======== RECORDS PROVIDED

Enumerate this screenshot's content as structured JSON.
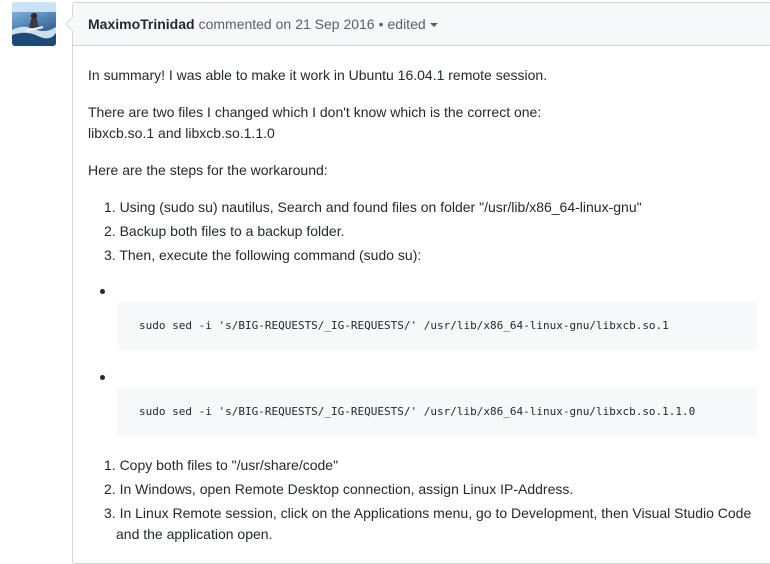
{
  "comment": {
    "author": "MaximoTrinidad",
    "action": "commented on",
    "date": "21 Sep 2016",
    "separator": "•",
    "edited": "edited",
    "paragraphs": [
      "In summary! I was able to make it work in Ubuntu 16.04.1 remote session.",
      "There are two files I changed which I don't know which is the correct one:",
      "libxcb.so.1 and libxcb.so.1.1.0",
      "Here are the steps for the workaround:"
    ],
    "steps_first": [
      "1. Using (sudo su) nautilus, Search and found files on folder \"/usr/lib/x86_64-linux-gnu\"",
      "2. Backup both files to a backup folder.",
      "3. Then, execute the following command (sudo su):"
    ],
    "code_blocks": [
      "sudo sed -i 's/BIG-REQUESTS/_IG-REQUESTS/' /usr/lib/x86_64-linux-gnu/libxcb.so.1",
      "sudo sed -i 's/BIG-REQUESTS/_IG-REQUESTS/' /usr/lib/x86_64-linux-gnu/libxcb.so.1.1.0"
    ],
    "steps_second": [
      "1. Copy both files to \"/usr/share/code\"",
      "2. In Windows, open Remote Desktop connection, assign Linux IP-Address.",
      "3. In Linux Remote session, click on the Applications menu, go to Development, then Visual Studio Code",
      "and the application open."
    ]
  }
}
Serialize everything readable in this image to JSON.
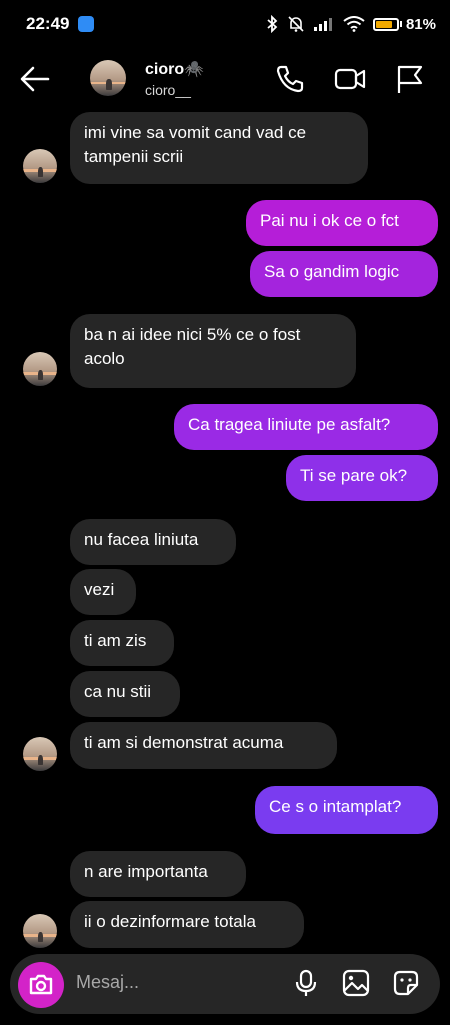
{
  "status_bar": {
    "time": "22:49",
    "battery_percent": "81%",
    "battery_level": 0.81,
    "accent": "#f2a900"
  },
  "header": {
    "name": "cioro🕷️",
    "username": "cioro__"
  },
  "messages": [
    {
      "side": "in",
      "text_lines": [
        "imi vine sa vomit cand vad ce",
        "tampenii scrii"
      ]
    },
    {
      "side": "out",
      "text": "Pai nu i ok ce o fct"
    },
    {
      "side": "out",
      "text": "Sa o gandim logic"
    },
    {
      "side": "in",
      "text_lines": [
        "ba n ai idee nici 5% ce o fost",
        "acolo"
      ]
    },
    {
      "side": "out",
      "text": "Ca tragea liniute pe asfalt?"
    },
    {
      "side": "out",
      "text": "Ti se pare ok?"
    },
    {
      "side": "in",
      "text": "nu facea liniuta"
    },
    {
      "side": "in",
      "text": "vezi"
    },
    {
      "side": "in",
      "text": "ti am zis"
    },
    {
      "side": "in",
      "text": "ca nu stii"
    },
    {
      "side": "in",
      "text": "ti am si demonstrat acuma"
    },
    {
      "side": "out",
      "text": "Ce s o intamplat?"
    },
    {
      "side": "in",
      "text": "n are importanta"
    },
    {
      "side": "in",
      "text": "ii o dezinformare totala"
    }
  ],
  "composer": {
    "placeholder": "Mesaj..."
  },
  "colors": {
    "incoming_bubble": "#262626",
    "outgoing_magenta": "#b51ed8",
    "outgoing_violet": "#7a3cf0",
    "camera_button": "#d323c8"
  },
  "icons": {
    "back": "arrow-left-icon",
    "call": "phone-icon",
    "video": "video-camera-icon",
    "report": "flag-icon",
    "camera": "camera-icon",
    "mic": "microphone-icon",
    "gallery": "image-icon",
    "sticker": "sticker-icon"
  }
}
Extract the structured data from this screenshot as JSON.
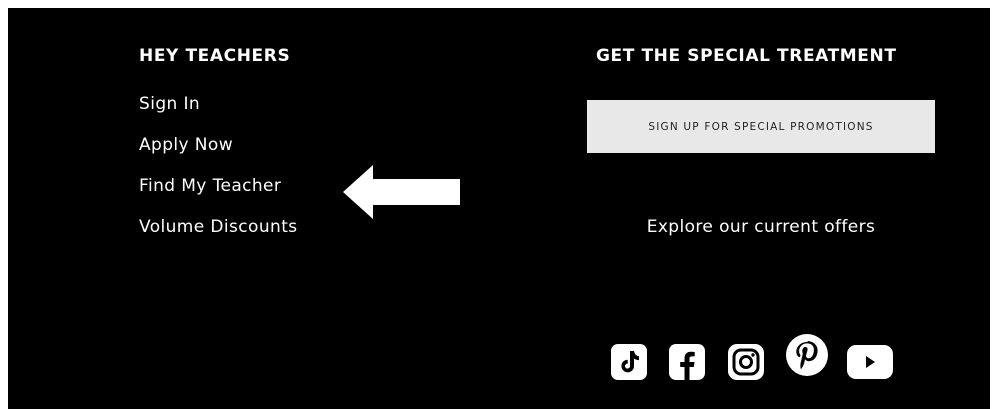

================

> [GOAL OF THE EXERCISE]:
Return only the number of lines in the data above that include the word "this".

> [RESPONSE AREA]:
3